Data for this task =
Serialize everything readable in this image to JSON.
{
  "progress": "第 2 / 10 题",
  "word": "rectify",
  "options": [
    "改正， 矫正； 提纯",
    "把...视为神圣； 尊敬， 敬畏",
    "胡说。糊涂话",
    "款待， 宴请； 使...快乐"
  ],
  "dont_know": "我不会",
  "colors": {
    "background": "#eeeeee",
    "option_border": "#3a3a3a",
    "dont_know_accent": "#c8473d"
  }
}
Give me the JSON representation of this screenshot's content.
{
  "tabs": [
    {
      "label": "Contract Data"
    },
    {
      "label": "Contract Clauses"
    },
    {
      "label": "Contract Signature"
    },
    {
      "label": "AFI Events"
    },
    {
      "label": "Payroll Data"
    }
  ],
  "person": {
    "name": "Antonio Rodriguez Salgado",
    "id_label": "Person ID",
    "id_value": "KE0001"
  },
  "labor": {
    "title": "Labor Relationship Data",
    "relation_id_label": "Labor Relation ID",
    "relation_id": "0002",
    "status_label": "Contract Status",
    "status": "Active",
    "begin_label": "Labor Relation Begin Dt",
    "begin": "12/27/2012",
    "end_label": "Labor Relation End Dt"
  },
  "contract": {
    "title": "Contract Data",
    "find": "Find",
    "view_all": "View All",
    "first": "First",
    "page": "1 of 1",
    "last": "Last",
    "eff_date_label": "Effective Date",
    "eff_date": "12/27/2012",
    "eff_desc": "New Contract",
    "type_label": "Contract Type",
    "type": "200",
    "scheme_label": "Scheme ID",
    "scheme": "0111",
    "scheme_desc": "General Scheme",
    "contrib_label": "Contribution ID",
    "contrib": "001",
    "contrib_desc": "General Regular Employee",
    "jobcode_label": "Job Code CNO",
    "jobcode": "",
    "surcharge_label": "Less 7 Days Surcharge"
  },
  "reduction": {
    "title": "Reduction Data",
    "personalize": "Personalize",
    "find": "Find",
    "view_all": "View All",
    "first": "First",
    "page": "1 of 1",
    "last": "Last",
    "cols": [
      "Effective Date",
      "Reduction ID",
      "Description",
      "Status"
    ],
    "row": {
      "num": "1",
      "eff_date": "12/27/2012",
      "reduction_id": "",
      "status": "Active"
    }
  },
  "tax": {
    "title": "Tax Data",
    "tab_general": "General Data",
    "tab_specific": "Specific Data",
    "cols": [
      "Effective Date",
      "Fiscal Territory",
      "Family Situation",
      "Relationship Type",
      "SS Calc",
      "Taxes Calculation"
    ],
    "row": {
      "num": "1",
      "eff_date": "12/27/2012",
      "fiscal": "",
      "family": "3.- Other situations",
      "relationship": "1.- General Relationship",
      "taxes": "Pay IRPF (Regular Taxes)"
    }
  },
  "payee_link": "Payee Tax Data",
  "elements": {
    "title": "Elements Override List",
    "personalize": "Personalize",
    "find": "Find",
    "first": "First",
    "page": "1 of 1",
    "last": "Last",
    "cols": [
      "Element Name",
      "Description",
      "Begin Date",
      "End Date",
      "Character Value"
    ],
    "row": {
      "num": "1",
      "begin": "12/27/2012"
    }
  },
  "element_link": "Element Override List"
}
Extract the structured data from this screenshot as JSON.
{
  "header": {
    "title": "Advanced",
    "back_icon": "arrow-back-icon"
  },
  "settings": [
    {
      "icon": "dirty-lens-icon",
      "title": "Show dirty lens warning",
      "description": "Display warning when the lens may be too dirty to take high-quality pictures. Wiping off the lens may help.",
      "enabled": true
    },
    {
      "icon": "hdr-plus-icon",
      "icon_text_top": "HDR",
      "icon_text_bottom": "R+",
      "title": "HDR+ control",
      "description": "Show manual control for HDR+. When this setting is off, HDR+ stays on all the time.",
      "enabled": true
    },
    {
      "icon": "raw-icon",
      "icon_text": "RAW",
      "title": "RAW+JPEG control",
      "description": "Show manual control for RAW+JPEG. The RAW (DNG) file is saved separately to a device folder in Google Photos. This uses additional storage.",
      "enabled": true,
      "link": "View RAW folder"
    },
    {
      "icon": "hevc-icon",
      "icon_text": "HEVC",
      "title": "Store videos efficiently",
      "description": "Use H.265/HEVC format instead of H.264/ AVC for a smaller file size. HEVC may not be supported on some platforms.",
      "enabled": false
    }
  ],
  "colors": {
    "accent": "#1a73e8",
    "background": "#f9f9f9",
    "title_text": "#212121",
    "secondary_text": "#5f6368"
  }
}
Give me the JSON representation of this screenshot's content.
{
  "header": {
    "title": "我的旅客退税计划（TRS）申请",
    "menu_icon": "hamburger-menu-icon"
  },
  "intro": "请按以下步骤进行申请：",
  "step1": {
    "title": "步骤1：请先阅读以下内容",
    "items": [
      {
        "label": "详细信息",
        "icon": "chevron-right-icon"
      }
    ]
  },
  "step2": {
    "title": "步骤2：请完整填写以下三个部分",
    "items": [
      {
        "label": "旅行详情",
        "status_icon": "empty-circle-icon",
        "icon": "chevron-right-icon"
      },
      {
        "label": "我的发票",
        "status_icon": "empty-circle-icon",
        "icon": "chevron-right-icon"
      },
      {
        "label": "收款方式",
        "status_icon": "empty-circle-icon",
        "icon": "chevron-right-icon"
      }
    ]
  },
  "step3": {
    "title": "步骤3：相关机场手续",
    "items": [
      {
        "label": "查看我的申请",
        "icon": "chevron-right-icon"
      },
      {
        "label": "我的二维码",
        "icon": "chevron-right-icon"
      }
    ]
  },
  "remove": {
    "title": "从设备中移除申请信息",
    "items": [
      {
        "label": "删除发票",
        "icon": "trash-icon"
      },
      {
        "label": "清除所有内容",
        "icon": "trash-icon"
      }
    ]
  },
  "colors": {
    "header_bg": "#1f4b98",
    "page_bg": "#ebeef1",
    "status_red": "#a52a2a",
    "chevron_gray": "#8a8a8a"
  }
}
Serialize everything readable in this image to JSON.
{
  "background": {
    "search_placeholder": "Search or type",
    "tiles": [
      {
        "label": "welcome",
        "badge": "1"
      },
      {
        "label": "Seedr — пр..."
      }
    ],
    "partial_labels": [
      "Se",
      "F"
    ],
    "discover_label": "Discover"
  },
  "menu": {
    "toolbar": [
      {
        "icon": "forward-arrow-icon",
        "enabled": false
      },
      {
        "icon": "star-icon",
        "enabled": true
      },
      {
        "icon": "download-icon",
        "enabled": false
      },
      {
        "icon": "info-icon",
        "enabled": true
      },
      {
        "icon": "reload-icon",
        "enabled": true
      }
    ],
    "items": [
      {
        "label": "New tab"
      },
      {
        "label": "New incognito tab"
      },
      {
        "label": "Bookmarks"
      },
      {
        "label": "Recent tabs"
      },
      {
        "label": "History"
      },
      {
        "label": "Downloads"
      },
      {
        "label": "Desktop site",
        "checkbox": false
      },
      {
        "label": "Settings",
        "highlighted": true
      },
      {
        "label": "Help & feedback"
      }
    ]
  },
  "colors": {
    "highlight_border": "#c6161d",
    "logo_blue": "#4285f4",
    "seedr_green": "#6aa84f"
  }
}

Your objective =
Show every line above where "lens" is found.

Your solution =
      "icon": "dirty-lens-icon",
      "title": "Show dirty lens warning",
      "description": "Display warning when the lens may be too dirty to take high-quality pictures. Wiping off the lens may help.",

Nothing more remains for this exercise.